(App and web page records)
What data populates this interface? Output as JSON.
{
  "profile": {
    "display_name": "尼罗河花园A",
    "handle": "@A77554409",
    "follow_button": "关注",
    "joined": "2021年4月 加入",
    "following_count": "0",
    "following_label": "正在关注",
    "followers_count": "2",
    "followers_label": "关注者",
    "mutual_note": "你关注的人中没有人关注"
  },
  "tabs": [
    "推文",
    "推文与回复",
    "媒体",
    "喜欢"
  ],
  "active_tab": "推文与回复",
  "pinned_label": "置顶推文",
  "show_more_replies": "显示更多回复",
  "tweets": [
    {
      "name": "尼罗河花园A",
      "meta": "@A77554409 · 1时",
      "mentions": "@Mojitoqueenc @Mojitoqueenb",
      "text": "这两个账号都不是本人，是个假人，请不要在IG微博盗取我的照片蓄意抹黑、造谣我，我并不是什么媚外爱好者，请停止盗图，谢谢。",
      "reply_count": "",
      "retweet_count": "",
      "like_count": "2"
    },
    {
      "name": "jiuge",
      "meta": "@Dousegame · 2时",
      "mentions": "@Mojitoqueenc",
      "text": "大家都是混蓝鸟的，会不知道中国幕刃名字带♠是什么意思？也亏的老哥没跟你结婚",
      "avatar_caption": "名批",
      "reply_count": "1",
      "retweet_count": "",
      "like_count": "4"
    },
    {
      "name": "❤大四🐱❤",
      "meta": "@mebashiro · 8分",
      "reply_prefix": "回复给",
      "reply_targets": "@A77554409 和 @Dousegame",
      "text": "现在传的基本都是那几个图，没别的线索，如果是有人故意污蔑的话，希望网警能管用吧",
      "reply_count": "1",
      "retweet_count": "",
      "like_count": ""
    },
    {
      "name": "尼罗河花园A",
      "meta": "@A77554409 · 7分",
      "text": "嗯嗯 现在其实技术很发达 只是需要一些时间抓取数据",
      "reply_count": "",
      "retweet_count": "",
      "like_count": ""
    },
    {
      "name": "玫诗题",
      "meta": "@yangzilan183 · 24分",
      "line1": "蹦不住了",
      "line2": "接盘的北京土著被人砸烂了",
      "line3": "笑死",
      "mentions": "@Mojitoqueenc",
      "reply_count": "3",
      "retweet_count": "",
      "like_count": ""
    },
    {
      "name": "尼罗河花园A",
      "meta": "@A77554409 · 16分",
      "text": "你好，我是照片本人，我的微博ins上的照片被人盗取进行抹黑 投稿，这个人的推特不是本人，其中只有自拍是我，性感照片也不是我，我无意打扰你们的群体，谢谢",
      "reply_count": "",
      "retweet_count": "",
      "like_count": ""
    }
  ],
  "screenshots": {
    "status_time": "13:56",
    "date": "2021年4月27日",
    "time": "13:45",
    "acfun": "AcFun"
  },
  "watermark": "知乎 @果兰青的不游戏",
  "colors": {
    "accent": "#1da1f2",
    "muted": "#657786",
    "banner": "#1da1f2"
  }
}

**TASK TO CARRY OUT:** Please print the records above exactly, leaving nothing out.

**ANSWER SPACE:**
What data populates this interface? Output as JSON.
{
  "profile": {
    "display_name": "尼罗河花园A",
    "handle": "@A77554409",
    "follow_button": "关注",
    "joined": "2021年4月 加入",
    "following_count": "0",
    "following_label": "正在关注",
    "followers_count": "2",
    "followers_label": "关注者",
    "mutual_note": "你关注的人中没有人关注"
  },
  "tabs": [
    "推文",
    "推文与回复",
    "媒体",
    "喜欢"
  ],
  "active_tab": "推文与回复",
  "pinned_label": "置顶推文",
  "show_more_replies": "显示更多回复",
  "tweets": [
    {
      "name": "尼罗河花园A",
      "meta": "@A77554409 · 1时",
      "mentions": "@Mojitoqueenc @Mojitoqueenb",
      "text": "这两个账号都不是本人，是个假人，请不要在IG微博盗取我的照片蓄意抹黑、造谣我，我并不是什么媚外爱好者，请停止盗图，谢谢。",
      "reply_count": "",
      "retweet_count": "",
      "like_count": "2"
    },
    {
      "name": "jiuge",
      "meta": "@Dousegame · 2时",
      "mentions": "@Mojitoqueenc",
      "text": "大家都是混蓝鸟的，会不知道中国幕刃名字带♠是什么意思？也亏的老哥没跟你结婚",
      "avatar_caption": "名批",
      "reply_count": "1",
      "retweet_count": "",
      "like_count": "4"
    },
    {
      "name": "❤大四🐱❤",
      "meta": "@mebashiro · 8分",
      "reply_prefix": "回复给",
      "reply_targets": "@A77554409 和 @Dousegame",
      "text": "现在传的基本都是那几个图，没别的线索，如果是有人故意污蔑的话，希望网警能管用吧",
      "reply_count": "1",
      "retweet_count": "",
      "like_count": ""
    },
    {
      "name": "尼罗河花园A",
      "meta": "@A77554409 · 7分",
      "text": "嗯嗯 现在其实技术很发达 只是需要一些时间抓取数据",
      "reply_count": "",
      "retweet_count": "",
      "like_count": ""
    },
    {
      "name": "玫诗题",
      "meta": "@yangzilan183 · 24分",
      "line1": "蹦不住了",
      "line2": "接盘的北京土著被人砸烂了",
      "line3": "笑死",
      "mentions": "@Mojitoqueenc",
      "reply_count": "3",
      "retweet_count": "",
      "like_count": ""
    },
    {
      "name": "尼罗河花园A",
      "meta": "@A77554409 · 16分",
      "text": "你好，我是照片本人，我的微博ins上的照片被人盗取进行抹黑 投稿，这个人的推特不是本人，其中只有自拍是我，性感照片也不是我，我无意打扰你们的群体，谢谢",
      "reply_count": "",
      "retweet_count": "",
      "like_count": ""
    }
  ],
  "screenshots": {
    "status_time": "13:56",
    "date": "2021年4月27日",
    "time": "13:45",
    "acfun": "AcFun"
  },
  "watermark": "知乎 @果兰青的不游戏",
  "colors": {
    "accent": "#1da1f2",
    "muted": "#657786",
    "banner": "#1da1f2"
  }
}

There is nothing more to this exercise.